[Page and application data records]
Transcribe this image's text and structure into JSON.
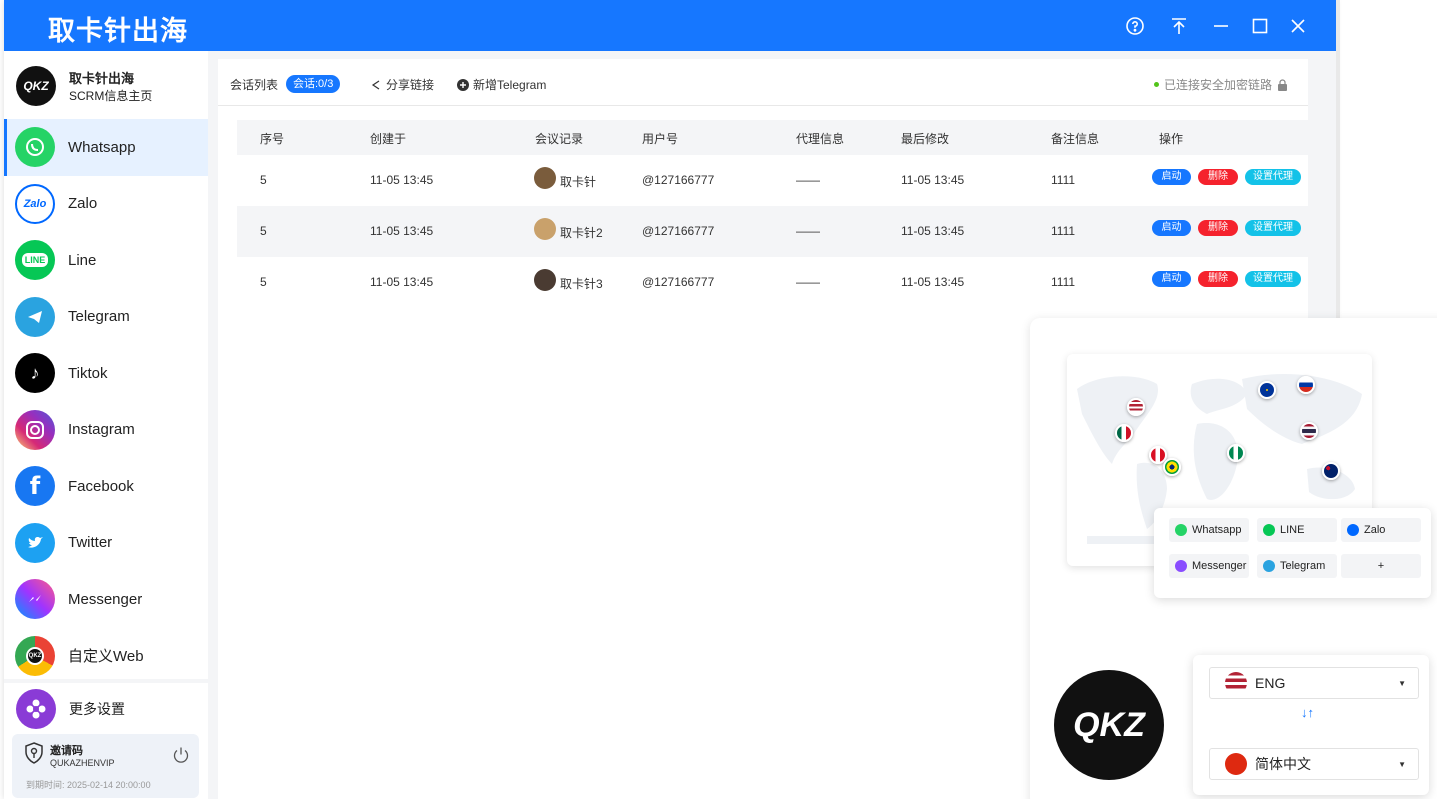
{
  "window": {
    "title": "取卡针出海",
    "controls": [
      "help-icon",
      "pin-top-icon",
      "minimize-icon",
      "maximize-icon",
      "close-icon"
    ]
  },
  "brand": {
    "logo_text": "QKZ",
    "name": "取卡针出海",
    "subtitle": "SCRM信息主页"
  },
  "sidebar": {
    "items": [
      {
        "label": "Whatsapp",
        "icon": "whatsapp-icon",
        "color": "#25d366",
        "active": true
      },
      {
        "label": "Zalo",
        "icon": "zalo-icon",
        "color": "#0068ff",
        "active": false
      },
      {
        "label": "Line",
        "icon": "line-icon",
        "color": "#06c755",
        "active": false
      },
      {
        "label": "Telegram",
        "icon": "telegram-icon",
        "color": "#2aa3e0",
        "active": false
      },
      {
        "label": "Tiktok",
        "icon": "tiktok-icon",
        "color": "#000000",
        "active": false
      },
      {
        "label": "Instagram",
        "icon": "instagram-icon",
        "color": "#e1306c",
        "active": false
      },
      {
        "label": "Facebook",
        "icon": "facebook-icon",
        "color": "#1877f2",
        "active": false
      },
      {
        "label": "Twitter",
        "icon": "twitter-icon",
        "color": "#1da1f2",
        "active": false
      },
      {
        "label": "Messenger",
        "icon": "messenger-icon",
        "color": "#8a4dff",
        "active": false
      },
      {
        "label": "自定义Web",
        "icon": "custom-web-icon",
        "color": "#ea4335",
        "active": false
      }
    ],
    "settings_label": "更多设置",
    "invite": {
      "title": "邀请码",
      "code": "QUKAZHENVIP",
      "expiry": "到期时间: 2025-02-14 20:00:00"
    }
  },
  "toolbar": {
    "session_list": "会话列表",
    "session_badge": "会话:0/3",
    "share_link": "分享链接",
    "add_telegram": "新增Telegram",
    "secure_text": "已连接安全加密链路"
  },
  "table": {
    "headers": [
      "序号",
      "创建于",
      "会议记录",
      "用户号",
      "代理信息",
      "最后修改",
      "备注信息",
      "操作"
    ],
    "rows": [
      {
        "index": "5",
        "created": "11-05 13:45",
        "name": "取卡针",
        "user": "@127166777",
        "proxy": "——",
        "modified": "11-05 13:45",
        "note": "1111"
      },
      {
        "index": "5",
        "created": "11-05 13:45",
        "name": "取卡针2",
        "user": "@127166777",
        "proxy": "——",
        "modified": "11-05 13:45",
        "note": "1111"
      },
      {
        "index": "5",
        "created": "11-05 13:45",
        "name": "取卡针3",
        "user": "@127166777",
        "proxy": "——",
        "modified": "11-05 13:45",
        "note": "1111"
      }
    ],
    "actions": {
      "start": "启动",
      "delete": "删除",
      "proxy": "设置代理"
    }
  },
  "promo": {
    "apps": [
      "Whatsapp",
      "LINE",
      "Zalo",
      "Messenger",
      "Telegram",
      "+"
    ],
    "badge_text": "QKZ",
    "lang_from": "ENG",
    "lang_to": "简体中文",
    "swap": "↓↑"
  }
}
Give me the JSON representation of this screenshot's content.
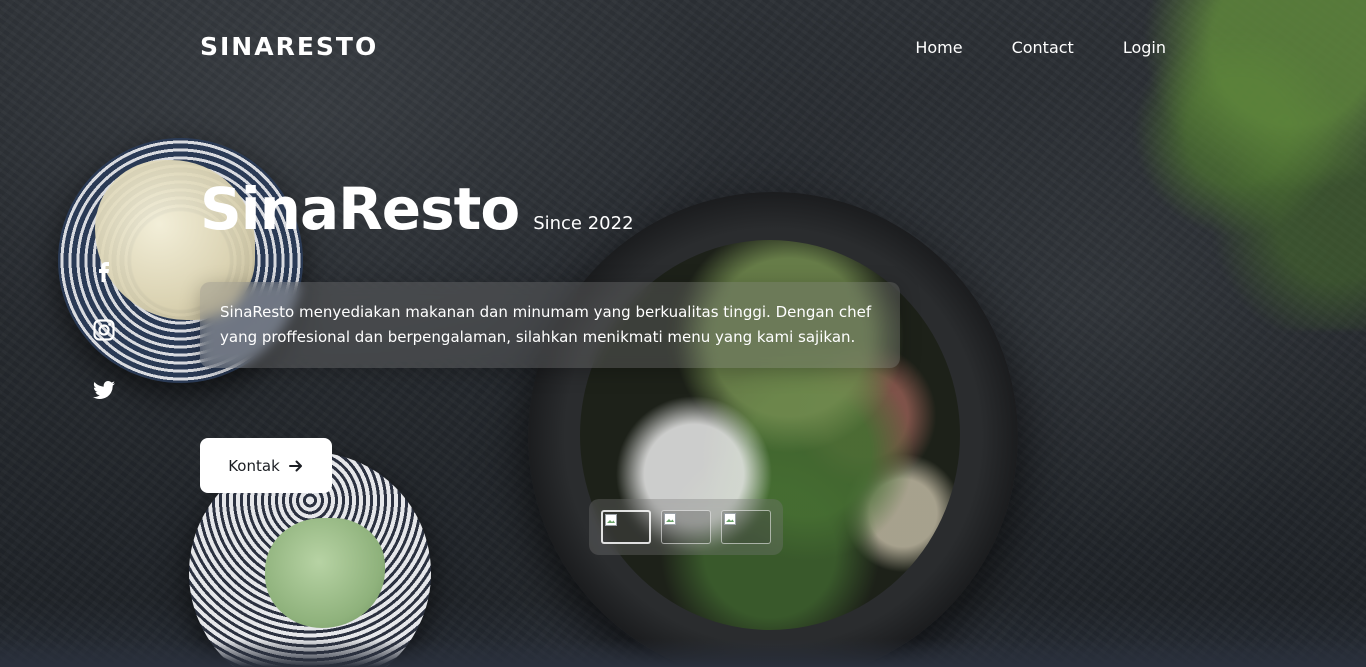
{
  "nav": {
    "brand": "SINARESTO",
    "links": [
      "Home",
      "Contact",
      "Login"
    ]
  },
  "social": {
    "items": [
      "facebook-icon",
      "instagram-icon",
      "twitter-icon"
    ]
  },
  "hero": {
    "title": "SinaResto",
    "since": "Since 2022",
    "description": "SinaResto menyediakan makanan dan minumam yang berkualitas tinggi. Dengan chef yang proffesional dan berpengalaman, silahkan menikmati menu yang kami sajikan.",
    "cta_label": "Kontak"
  },
  "thumbnails": {
    "count": 3,
    "active_index": 0,
    "icon": "broken-image-icon"
  },
  "colors": {
    "background": "#25292e",
    "text": "#ffffff",
    "button_bg": "#ffffff",
    "button_text": "#1b1e23",
    "glass_panel": "rgba(120,120,120,0.35)"
  }
}
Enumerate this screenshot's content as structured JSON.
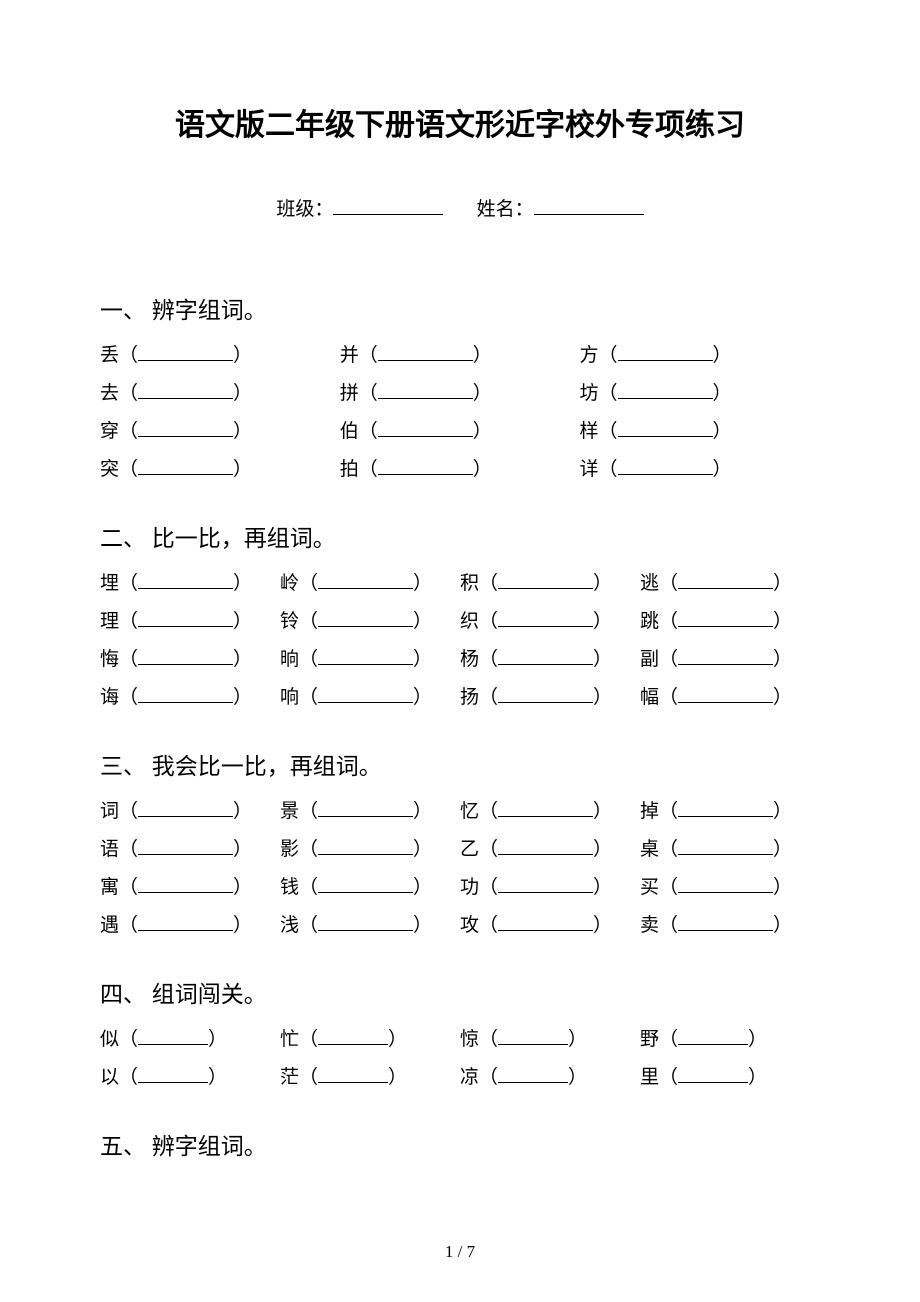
{
  "title": "语文版二年级下册语文形近字校外专项练习",
  "meta": {
    "class_label": "班级：",
    "name_label": "姓名："
  },
  "page_number": "1 / 7",
  "sections": {
    "s1": {
      "heading": "一、 辨字组词。",
      "rows": [
        [
          "丢",
          "并",
          "方"
        ],
        [
          "去",
          "拼",
          "坊"
        ],
        [
          "穿",
          "伯",
          "样"
        ],
        [
          "突",
          "拍",
          "详"
        ]
      ]
    },
    "s2": {
      "heading": "二、 比一比，再组词。",
      "rows": [
        [
          "埋",
          "岭",
          "积",
          "逃"
        ],
        [
          "理",
          "铃",
          "织",
          "跳"
        ],
        [
          "悔",
          "晌",
          "杨",
          "副"
        ],
        [
          "诲",
          "响",
          "扬",
          "幅"
        ]
      ]
    },
    "s3": {
      "heading": "三、 我会比一比，再组词。",
      "rows": [
        [
          "词",
          "景",
          "忆",
          "掉"
        ],
        [
          "语",
          "影",
          "乙",
          "桌"
        ],
        [
          "寓",
          "钱",
          "功",
          "买"
        ],
        [
          "遇",
          "浅",
          "攻",
          "卖"
        ]
      ]
    },
    "s4": {
      "heading": "四、 组词闯关。",
      "rows": [
        [
          "似",
          "忙",
          "惊",
          "野"
        ],
        [
          "以",
          "茫",
          "凉",
          "里"
        ]
      ]
    },
    "s5": {
      "heading": "五、 辨字组词。"
    }
  }
}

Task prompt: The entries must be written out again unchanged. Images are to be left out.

Task result:
Transcribe this image's text and structure into JSON.
{
  "window": {
    "title": "取卡针出海",
    "controls": [
      "help-icon",
      "pin-top-icon",
      "minimize-icon",
      "maximize-icon",
      "close-icon"
    ]
  },
  "brand": {
    "logo_text": "QKZ",
    "name": "取卡针出海",
    "subtitle": "SCRM信息主页"
  },
  "sidebar": {
    "items": [
      {
        "label": "Whatsapp",
        "icon": "whatsapp-icon",
        "color": "#25d366",
        "active": true
      },
      {
        "label": "Zalo",
        "icon": "zalo-icon",
        "color": "#0068ff",
        "active": false
      },
      {
        "label": "Line",
        "icon": "line-icon",
        "color": "#06c755",
        "active": false
      },
      {
        "label": "Telegram",
        "icon": "telegram-icon",
        "color": "#2aa3e0",
        "active": false
      },
      {
        "label": "Tiktok",
        "icon": "tiktok-icon",
        "color": "#000000",
        "active": false
      },
      {
        "label": "Instagram",
        "icon": "instagram-icon",
        "color": "#e1306c",
        "active": false
      },
      {
        "label": "Facebook",
        "icon": "facebook-icon",
        "color": "#1877f2",
        "active": false
      },
      {
        "label": "Twitter",
        "icon": "twitter-icon",
        "color": "#1da1f2",
        "active": false
      },
      {
        "label": "Messenger",
        "icon": "messenger-icon",
        "color": "#8a4dff",
        "active": false
      },
      {
        "label": "自定义Web",
        "icon": "custom-web-icon",
        "color": "#ea4335",
        "active": false
      }
    ],
    "settings_label": "更多设置",
    "invite": {
      "title": "邀请码",
      "code": "QUKAZHENVIP",
      "expiry": "到期时间: 2025-02-14 20:00:00"
    }
  },
  "toolbar": {
    "session_list": "会话列表",
    "session_badge": "会话:0/3",
    "share_link": "分享链接",
    "add_telegram": "新增Telegram",
    "secure_text": "已连接安全加密链路"
  },
  "table": {
    "headers": [
      "序号",
      "创建于",
      "会议记录",
      "用户号",
      "代理信息",
      "最后修改",
      "备注信息",
      "操作"
    ],
    "rows": [
      {
        "index": "5",
        "created": "11-05 13:45",
        "name": "取卡针",
        "user": "@127166777",
        "proxy": "——",
        "modified": "11-05 13:45",
        "note": "1111"
      },
      {
        "index": "5",
        "created": "11-05 13:45",
        "name": "取卡针2",
        "user": "@127166777",
        "proxy": "——",
        "modified": "11-05 13:45",
        "note": "1111"
      },
      {
        "index": "5",
        "created": "11-05 13:45",
        "name": "取卡针3",
        "user": "@127166777",
        "proxy": "——",
        "modified": "11-05 13:45",
        "note": "1111"
      }
    ],
    "actions": {
      "start": "启动",
      "delete": "删除",
      "proxy": "设置代理"
    }
  },
  "promo": {
    "apps": [
      "Whatsapp",
      "LINE",
      "Zalo",
      "Messenger",
      "Telegram",
      "+"
    ],
    "badge_text": "QKZ",
    "lang_from": "ENG",
    "lang_to": "简体中文",
    "swap": "↓↑"
  }
}
Give me the JSON representation of this screenshot's content.
{
  "nav": {
    "brand": "SINARESTO",
    "links": [
      "Home",
      "Contact",
      "Login"
    ]
  },
  "social": {
    "items": [
      "facebook-icon",
      "instagram-icon",
      "twitter-icon"
    ]
  },
  "hero": {
    "title": "SinaResto",
    "since": "Since 2022",
    "description": "SinaResto menyediakan makanan dan minumam yang berkualitas tinggi. Dengan chef yang proffesional dan berpengalaman, silahkan menikmati menu yang kami sajikan.",
    "cta_label": "Kontak"
  },
  "thumbnails": {
    "count": 3,
    "active_index": 0,
    "icon": "broken-image-icon"
  },
  "colors": {
    "background": "#25292e",
    "text": "#ffffff",
    "button_bg": "#ffffff",
    "button_text": "#1b1e23",
    "glass_panel": "rgba(120,120,120,0.35)"
  }
}
Enumerate this screenshot's content as structured JSON.
{
  "title": "语文版二年级下册语文形近字校外专项练习",
  "meta": {
    "class_label": "班级：",
    "name_label": "姓名："
  },
  "page_number": "1 / 7",
  "sections": {
    "s1": {
      "heading": "一、 辨字组词。",
      "rows": [
        [
          "丢",
          "并",
          "方"
        ],
        [
          "去",
          "拼",
          "坊"
        ],
        [
          "穿",
          "伯",
          "样"
        ],
        [
          "突",
          "拍",
          "详"
        ]
      ]
    },
    "s2": {
      "heading": "二、 比一比，再组词。",
      "rows": [
        [
          "埋",
          "岭",
          "积",
          "逃"
        ],
        [
          "理",
          "铃",
          "织",
          "跳"
        ],
        [
          "悔",
          "晌",
          "杨",
          "副"
        ],
        [
          "诲",
          "响",
          "扬",
          "幅"
        ]
      ]
    },
    "s3": {
      "heading": "三、 我会比一比，再组词。",
      "rows": [
        [
          "词",
          "景",
          "忆",
          "掉"
        ],
        [
          "语",
          "影",
          "乙",
          "桌"
        ],
        [
          "寓",
          "钱",
          "功",
          "买"
        ],
        [
          "遇",
          "浅",
          "攻",
          "卖"
        ]
      ]
    },
    "s4": {
      "heading": "四、 组词闯关。",
      "rows": [
        [
          "似",
          "忙",
          "惊",
          "野"
        ],
        [
          "以",
          "茫",
          "凉",
          "里"
        ]
      ]
    },
    "s5": {
      "heading": "五、 辨字组词。"
    }
  }
}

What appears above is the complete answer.